**Work to complete**
Each entry must appear in the answer exactly as it does here.

:: Extracted entries

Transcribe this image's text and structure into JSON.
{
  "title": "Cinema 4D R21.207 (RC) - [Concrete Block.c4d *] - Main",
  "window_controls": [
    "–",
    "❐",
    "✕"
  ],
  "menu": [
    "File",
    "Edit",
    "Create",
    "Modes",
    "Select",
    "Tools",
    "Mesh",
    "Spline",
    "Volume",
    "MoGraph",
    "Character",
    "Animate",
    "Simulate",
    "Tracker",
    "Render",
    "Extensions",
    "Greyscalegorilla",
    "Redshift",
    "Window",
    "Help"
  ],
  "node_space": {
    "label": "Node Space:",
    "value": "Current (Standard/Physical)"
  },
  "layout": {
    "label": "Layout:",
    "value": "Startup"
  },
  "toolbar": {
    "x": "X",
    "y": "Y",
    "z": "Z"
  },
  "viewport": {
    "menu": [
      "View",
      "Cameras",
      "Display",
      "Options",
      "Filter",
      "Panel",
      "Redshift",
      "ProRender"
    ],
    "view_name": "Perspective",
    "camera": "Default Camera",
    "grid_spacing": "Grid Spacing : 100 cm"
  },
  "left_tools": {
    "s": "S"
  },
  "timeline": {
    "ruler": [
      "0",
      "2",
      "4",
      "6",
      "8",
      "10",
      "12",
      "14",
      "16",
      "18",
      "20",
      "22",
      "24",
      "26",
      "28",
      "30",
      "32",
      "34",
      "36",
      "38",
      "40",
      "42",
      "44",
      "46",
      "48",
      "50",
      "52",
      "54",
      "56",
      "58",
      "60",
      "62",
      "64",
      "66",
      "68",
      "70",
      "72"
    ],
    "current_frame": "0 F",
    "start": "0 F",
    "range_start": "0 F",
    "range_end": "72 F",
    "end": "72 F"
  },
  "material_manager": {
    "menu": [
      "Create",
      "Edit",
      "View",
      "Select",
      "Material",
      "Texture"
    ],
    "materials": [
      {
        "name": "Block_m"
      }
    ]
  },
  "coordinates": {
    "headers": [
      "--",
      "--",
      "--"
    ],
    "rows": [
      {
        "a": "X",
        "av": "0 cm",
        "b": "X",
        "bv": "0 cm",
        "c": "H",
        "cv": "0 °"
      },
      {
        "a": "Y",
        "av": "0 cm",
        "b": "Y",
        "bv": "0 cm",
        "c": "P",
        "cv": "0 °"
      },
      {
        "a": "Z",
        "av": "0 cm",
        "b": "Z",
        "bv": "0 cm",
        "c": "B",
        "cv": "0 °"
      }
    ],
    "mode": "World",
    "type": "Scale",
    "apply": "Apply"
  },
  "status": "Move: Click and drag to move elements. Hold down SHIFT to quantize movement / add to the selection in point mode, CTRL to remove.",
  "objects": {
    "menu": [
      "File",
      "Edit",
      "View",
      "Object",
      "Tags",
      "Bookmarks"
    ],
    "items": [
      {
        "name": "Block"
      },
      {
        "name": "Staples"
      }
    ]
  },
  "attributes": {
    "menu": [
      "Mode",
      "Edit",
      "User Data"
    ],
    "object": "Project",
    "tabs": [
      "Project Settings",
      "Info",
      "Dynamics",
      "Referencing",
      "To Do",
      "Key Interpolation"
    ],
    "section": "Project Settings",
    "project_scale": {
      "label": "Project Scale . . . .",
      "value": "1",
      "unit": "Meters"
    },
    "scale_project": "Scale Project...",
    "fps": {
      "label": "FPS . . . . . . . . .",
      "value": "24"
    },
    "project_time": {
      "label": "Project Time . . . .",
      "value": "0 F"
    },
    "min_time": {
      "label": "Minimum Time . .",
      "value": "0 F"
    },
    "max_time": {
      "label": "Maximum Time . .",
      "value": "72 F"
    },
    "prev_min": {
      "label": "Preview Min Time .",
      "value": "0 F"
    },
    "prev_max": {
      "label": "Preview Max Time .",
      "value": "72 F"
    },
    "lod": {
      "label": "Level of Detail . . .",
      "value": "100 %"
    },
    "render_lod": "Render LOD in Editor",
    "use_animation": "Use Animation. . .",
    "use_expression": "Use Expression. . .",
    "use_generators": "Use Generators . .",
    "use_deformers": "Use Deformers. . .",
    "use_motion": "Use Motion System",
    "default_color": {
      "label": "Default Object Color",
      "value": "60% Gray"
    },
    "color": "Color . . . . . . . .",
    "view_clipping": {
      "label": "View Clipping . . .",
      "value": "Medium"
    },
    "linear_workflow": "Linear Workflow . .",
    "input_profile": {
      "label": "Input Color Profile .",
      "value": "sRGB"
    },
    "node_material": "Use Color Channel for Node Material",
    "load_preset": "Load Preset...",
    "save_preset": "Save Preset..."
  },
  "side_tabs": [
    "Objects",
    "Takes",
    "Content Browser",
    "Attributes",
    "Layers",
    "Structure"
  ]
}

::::

**Task response**
Transcribe this image's text and structure into JSON.
{
  "title": "Cinema 4D R21.207 (RC) - [Concrete Block.c4d *] - Main",
  "window_controls": [
    "–",
    "❐",
    "✕"
  ],
  "menu": [
    "File",
    "Edit",
    "Create",
    "Modes",
    "Select",
    "Tools",
    "Mesh",
    "Spline",
    "Volume",
    "MoGraph",
    "Character",
    "Animate",
    "Simulate",
    "Tracker",
    "Render",
    "Extensions",
    "Greyscalegorilla",
    "Redshift",
    "Window",
    "Help"
  ],
  "node_space": {
    "label": "Node Space:",
    "value": "Current (Standard/Physical)"
  },
  "layout": {
    "label": "Layout:",
    "value": "Startup"
  },
  "toolbar": {
    "x": "X",
    "y": "Y",
    "z": "Z"
  },
  "viewport": {
    "menu": [
      "View",
      "Cameras",
      "Display",
      "Options",
      "Filter",
      "Panel",
      "Redshift",
      "ProRender"
    ],
    "view_name": "Perspective",
    "camera": "Default Camera",
    "grid_spacing": "Grid Spacing : 100 cm"
  },
  "left_tools": {
    "s": "S"
  },
  "timeline": {
    "ruler": [
      "0",
      "2",
      "4",
      "6",
      "8",
      "10",
      "12",
      "14",
      "16",
      "18",
      "20",
      "22",
      "24",
      "26",
      "28",
      "30",
      "32",
      "34",
      "36",
      "38",
      "40",
      "42",
      "44",
      "46",
      "48",
      "50",
      "52",
      "54",
      "56",
      "58",
      "60",
      "62",
      "64",
      "66",
      "68",
      "70",
      "72"
    ],
    "current_frame": "0 F",
    "start": "0 F",
    "range_start": "0 F",
    "range_end": "72 F",
    "end": "72 F"
  },
  "material_manager": {
    "menu": [
      "Create",
      "Edit",
      "View",
      "Select",
      "Material",
      "Texture"
    ],
    "materials": [
      {
        "name": "Block_m"
      }
    ]
  },
  "coordinates": {
    "headers": [
      "--",
      "--",
      "--"
    ],
    "rows": [
      {
        "a": "X",
        "av": "0 cm",
        "b": "X",
        "bv": "0 cm",
        "c": "H",
        "cv": "0 °"
      },
      {
        "a": "Y",
        "av": "0 cm",
        "b": "Y",
        "bv": "0 cm",
        "c": "P",
        "cv": "0 °"
      },
      {
        "a": "Z",
        "av": "0 cm",
        "b": "Z",
        "bv": "0 cm",
        "c": "B",
        "cv": "0 °"
      }
    ],
    "mode": "World",
    "type": "Scale",
    "apply": "Apply"
  },
  "status": "Move: Click and drag to move elements. Hold down SHIFT to quantize movement / add to the selection in point mode, CTRL to remove.",
  "objects": {
    "menu": [
      "File",
      "Edit",
      "View",
      "Object",
      "Tags",
      "Bookmarks"
    ],
    "items": [
      {
        "name": "Block"
      },
      {
        "name": "Staples"
      }
    ]
  },
  "attributes": {
    "menu": [
      "Mode",
      "Edit",
      "User Data"
    ],
    "object": "Project",
    "tabs": [
      "Project Settings",
      "Info",
      "Dynamics",
      "Referencing",
      "To Do",
      "Key Interpolation"
    ],
    "section": "Project Settings",
    "project_scale": {
      "label": "Project Scale . . . .",
      "value": "1",
      "unit": "Meters"
    },
    "scale_project": "Scale Project...",
    "fps": {
      "label": "FPS . . . . . . . . .",
      "value": "24"
    },
    "project_time": {
      "label": "Project Time . . . .",
      "value": "0 F"
    },
    "min_time": {
      "label": "Minimum Time . .",
      "value": "0 F"
    },
    "max_time": {
      "label": "Maximum Time . .",
      "value": "72 F"
    },
    "prev_min": {
      "label": "Preview Min Time .",
      "value": "0 F"
    },
    "prev_max": {
      "label": "Preview Max Time .",
      "value": "72 F"
    },
    "lod": {
      "label": "Level of Detail . . .",
      "value": "100 %"
    },
    "render_lod": "Render LOD in Editor",
    "use_animation": "Use Animation. . .",
    "use_expression": "Use Expression. . .",
    "use_generators": "Use Generators . .",
    "use_deformers": "Use Deformers. . .",
    "use_motion": "Use Motion System",
    "default_color": {
      "label": "Default Object Color",
      "value": "60% Gray"
    },
    "color": "Color . . . . . . . .",
    "view_clipping": {
      "label": "View Clipping . . .",
      "value": "Medium"
    },
    "linear_workflow": "Linear Workflow . .",
    "input_profile": {
      "label": "Input Color Profile .",
      "value": "sRGB"
    },
    "node_material": "Use Color Channel for Node Material",
    "load_preset": "Load Preset...",
    "save_preset": "Save Preset..."
  },
  "side_tabs": [
    "Objects",
    "Takes",
    "Content Browser",
    "Attributes",
    "Layers",
    "Structure"
  ]
}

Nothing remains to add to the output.